▸ EXERCISE AIM:
Please copy each line below that contains the word "time".

[Page and application data records]
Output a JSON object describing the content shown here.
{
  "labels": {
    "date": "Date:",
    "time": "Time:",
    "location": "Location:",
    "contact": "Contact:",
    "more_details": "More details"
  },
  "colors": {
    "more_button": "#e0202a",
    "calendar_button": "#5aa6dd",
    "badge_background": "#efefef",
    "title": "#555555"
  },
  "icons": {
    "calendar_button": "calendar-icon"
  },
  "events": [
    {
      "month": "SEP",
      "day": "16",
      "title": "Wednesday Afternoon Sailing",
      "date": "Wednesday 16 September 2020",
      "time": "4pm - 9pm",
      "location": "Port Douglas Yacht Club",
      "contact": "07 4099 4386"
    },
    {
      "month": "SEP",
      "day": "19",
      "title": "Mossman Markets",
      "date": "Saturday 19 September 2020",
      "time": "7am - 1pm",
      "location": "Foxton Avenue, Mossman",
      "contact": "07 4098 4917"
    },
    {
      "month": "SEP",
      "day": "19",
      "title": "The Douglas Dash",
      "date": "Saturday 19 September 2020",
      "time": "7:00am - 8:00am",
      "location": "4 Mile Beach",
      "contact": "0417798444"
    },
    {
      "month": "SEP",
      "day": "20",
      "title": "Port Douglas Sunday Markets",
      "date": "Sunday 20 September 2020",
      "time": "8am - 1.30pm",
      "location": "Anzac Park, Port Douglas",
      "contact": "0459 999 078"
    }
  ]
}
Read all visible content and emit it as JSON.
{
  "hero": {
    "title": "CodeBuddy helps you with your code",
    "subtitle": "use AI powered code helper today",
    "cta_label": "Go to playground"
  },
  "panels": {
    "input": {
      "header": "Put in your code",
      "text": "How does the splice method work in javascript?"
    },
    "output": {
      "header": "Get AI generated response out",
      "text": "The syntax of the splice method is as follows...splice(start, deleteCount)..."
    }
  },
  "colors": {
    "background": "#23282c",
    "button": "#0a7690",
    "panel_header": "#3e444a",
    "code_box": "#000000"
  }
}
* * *
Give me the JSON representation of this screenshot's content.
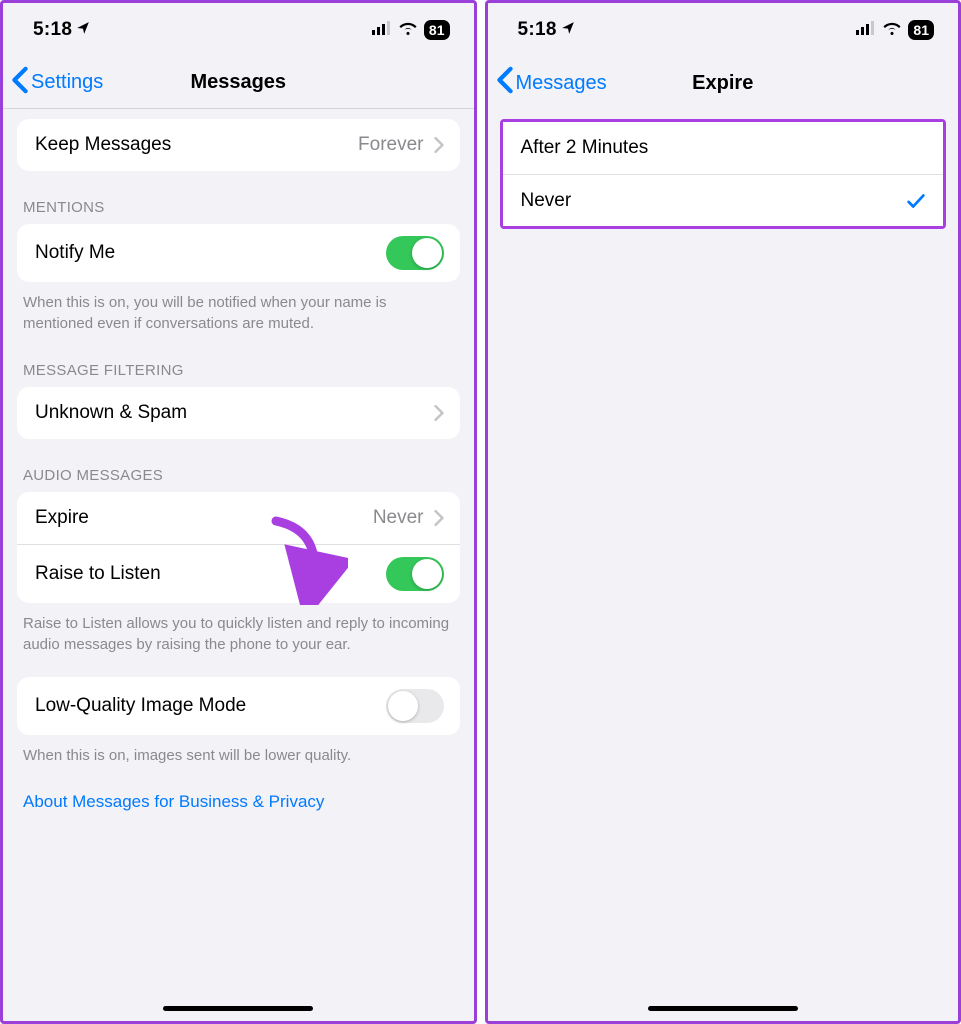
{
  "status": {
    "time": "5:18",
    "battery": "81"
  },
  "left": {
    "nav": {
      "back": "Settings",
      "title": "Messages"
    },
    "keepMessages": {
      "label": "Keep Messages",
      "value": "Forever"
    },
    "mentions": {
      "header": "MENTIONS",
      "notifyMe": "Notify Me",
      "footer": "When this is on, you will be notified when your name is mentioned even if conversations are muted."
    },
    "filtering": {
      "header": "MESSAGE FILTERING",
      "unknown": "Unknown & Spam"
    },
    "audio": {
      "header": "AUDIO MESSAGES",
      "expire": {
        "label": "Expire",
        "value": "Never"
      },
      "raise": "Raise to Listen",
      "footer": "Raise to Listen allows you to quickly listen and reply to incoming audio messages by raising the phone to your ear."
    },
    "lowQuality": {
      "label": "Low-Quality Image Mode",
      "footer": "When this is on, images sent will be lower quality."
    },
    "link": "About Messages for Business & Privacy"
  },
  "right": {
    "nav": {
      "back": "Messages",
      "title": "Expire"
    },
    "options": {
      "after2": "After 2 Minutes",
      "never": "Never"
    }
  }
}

▸ ANSWER:
    "time": "Time:",
      "time": "4pm - 9pm",
      "time": "7am - 1pm",
      "time": "7:00am - 8:00am",
      "time": "8am - 1.30pm",
    "time": "5:18",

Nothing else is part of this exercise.